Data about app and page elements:

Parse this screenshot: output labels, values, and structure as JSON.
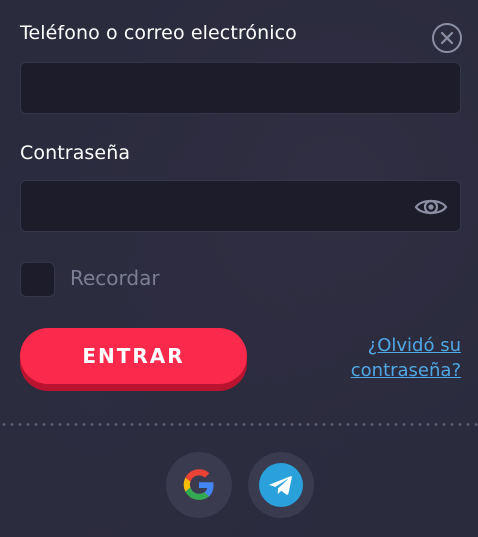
{
  "form": {
    "phone_label": "Teléfono o correo electrónico",
    "phone_value": "",
    "password_label": "Contraseña",
    "password_value": "",
    "remember_label": "Recordar",
    "remember_checked": false,
    "submit_label": "ENTRAR",
    "forgot_line1": "¿Olvidó su",
    "forgot_line2": "contraseña?"
  },
  "icons": {
    "close": "close-icon",
    "eye": "eye-icon",
    "google": "google-icon",
    "telegram": "telegram-icon"
  },
  "colors": {
    "background": "#2a2b3d",
    "input_bg": "#1c1c2b",
    "accent": "#fb2a4c",
    "link": "#4fa8e6",
    "telegram": "#2aa1db"
  }
}
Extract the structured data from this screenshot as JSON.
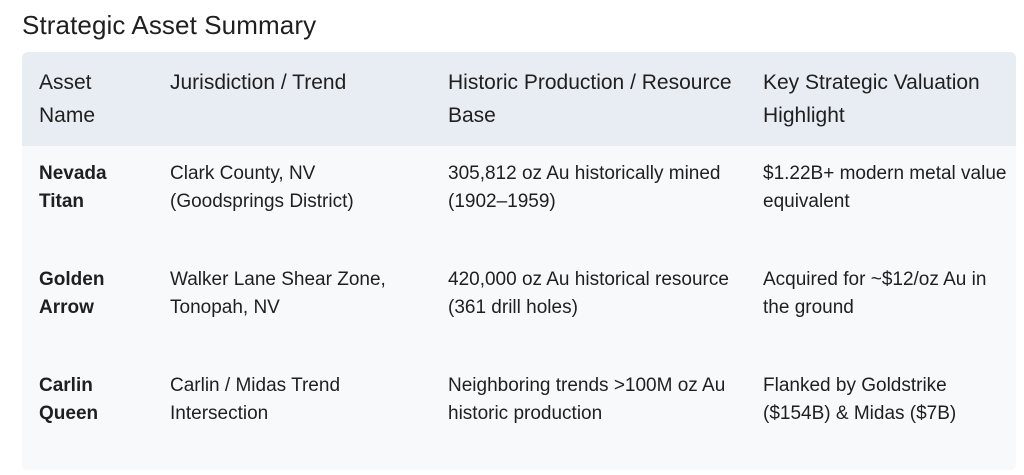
{
  "title": "Strategic Asset Summary",
  "table": {
    "headers": {
      "asset": "Asset Name",
      "jurisdiction": "Jurisdiction / Trend",
      "production": "Historic Production / Resource Base",
      "valuation": "Key Strategic Valuation Highlight"
    },
    "rows": [
      {
        "asset": "Nevada Titan",
        "jurisdiction": "Clark County, NV (Goodsprings District)",
        "production": "305,812 oz Au historically mined (1902–1959)",
        "valuation": "$1.22B+ modern metal value equivalent"
      },
      {
        "asset": "Golden Arrow",
        "jurisdiction": "Walker Lane Shear Zone, Tonopah, NV",
        "production": "420,000 oz Au historical resource (361 drill holes)",
        "valuation": "Acquired for ~$12/oz Au in the ground"
      },
      {
        "asset": "Carlin Queen",
        "jurisdiction": "Carlin / Midas Trend Intersection",
        "production": "Neighboring trends >100M oz Au historic production",
        "valuation": "Flanked by Goldstrike ($154B) & Midas ($7B)"
      }
    ]
  }
}
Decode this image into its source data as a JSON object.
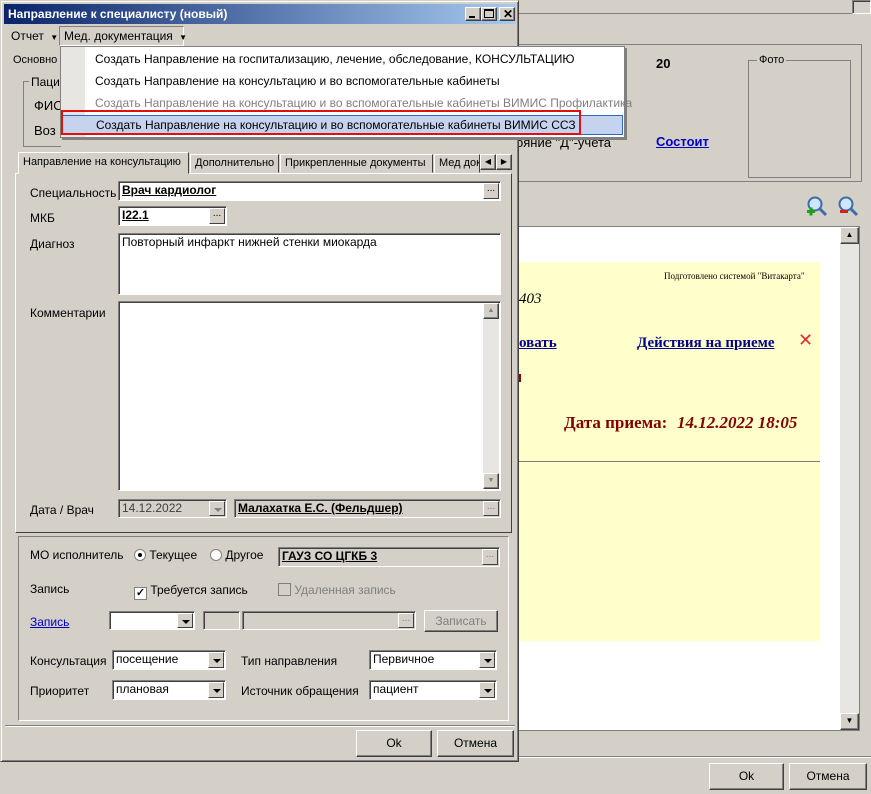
{
  "background": {
    "value_20": "20",
    "photo_label": "Фото",
    "d_account_label": "ояние \"Д\"-учета",
    "status_link": "Состоит",
    "prepared_by": "Подготовлено системой \"Витакарта\"",
    "number_fragment": "403",
    "edit_link_fragment": "овать",
    "actions_link": "Действия на приеме",
    "appointment_date_label": "Дата приема:",
    "appointment_date": "14.12.2022 18:05",
    "ok_label": "Ok",
    "cancel_label": "Отмена"
  },
  "dialog": {
    "title": "Направление к специалисту (новый)",
    "menu": {
      "report": "Отчет",
      "med_docs": "Мед. документация"
    },
    "dropdown_items": [
      "Создать Направление на госпитализацию, лечение, обследование, КОНСУЛЬТАЦИЮ",
      "Создать Направление на консультацию и во вспомогательные кабинеты",
      "Создать Направление на консультацию и во вспомогательные кабинеты ВИМИС Профилактика",
      "Создать Направление на консультацию и во вспомогательные кабинеты ВИМИС ССЗ"
    ],
    "partial_tab": "Основно",
    "group_label": "Пацие",
    "fio_label": "ФИО",
    "age_label": "Воз",
    "tabs": [
      "Направление на консультацию",
      "Дополнительно",
      "Прикрепленные документы",
      "Мед док"
    ],
    "form": {
      "specialty_label": "Специальность",
      "specialty_value": "Врач кардиолог",
      "mkb_label": "МКБ",
      "mkb_value": "I22.1",
      "diagnosis_label": "Диагноз",
      "diagnosis_value": "Повторный инфаркт нижней стенки миокарда",
      "comments_label": "Комментарии",
      "comments_value": "",
      "date_doctor_label": "Дата / Врач",
      "date_value": "14.12.2022",
      "doctor_value": "Малахатка Е.С. (Фельдшер)"
    },
    "lower": {
      "mo_label": "МО исполнитель",
      "radio_current": "Текущее",
      "radio_other": "Другое",
      "mo_value": "ГАУЗ СО ЦГКБ 3",
      "record_label": "Запись",
      "requires_record": "Требуется запись",
      "remote_record": "Удаленная запись",
      "record_link": "Запись",
      "record_button": "Записать",
      "consultation_label": "Консультация",
      "consultation_value": "посещение",
      "direction_type_label": "Тип направления",
      "direction_type_value": "Первичное",
      "priority_label": "Приоритет",
      "priority_value": "плановая",
      "source_label": "Источник обращения",
      "source_value": "пациент"
    },
    "ok_label": "Ok",
    "cancel_label": "Отмена"
  }
}
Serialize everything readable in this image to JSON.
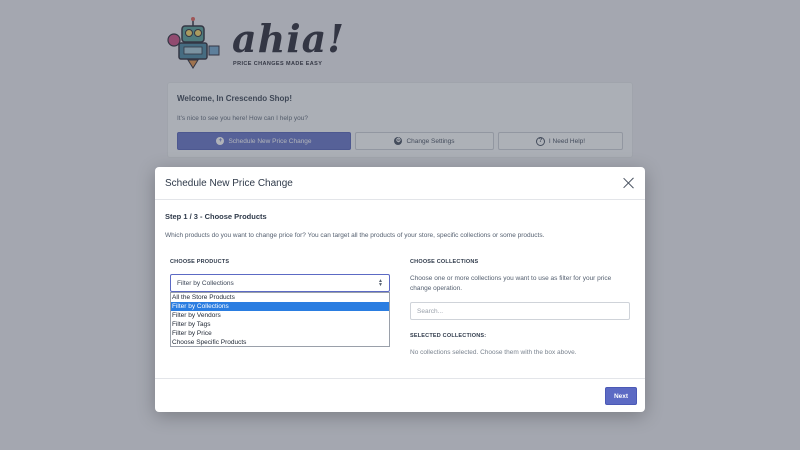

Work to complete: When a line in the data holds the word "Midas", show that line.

Result for this exercise:
        "jurisdiction": "Carlin / Midas Trend Intersection",
        "valuation": "Flanked by Goldstrike ($154B) & Midas ($7B)"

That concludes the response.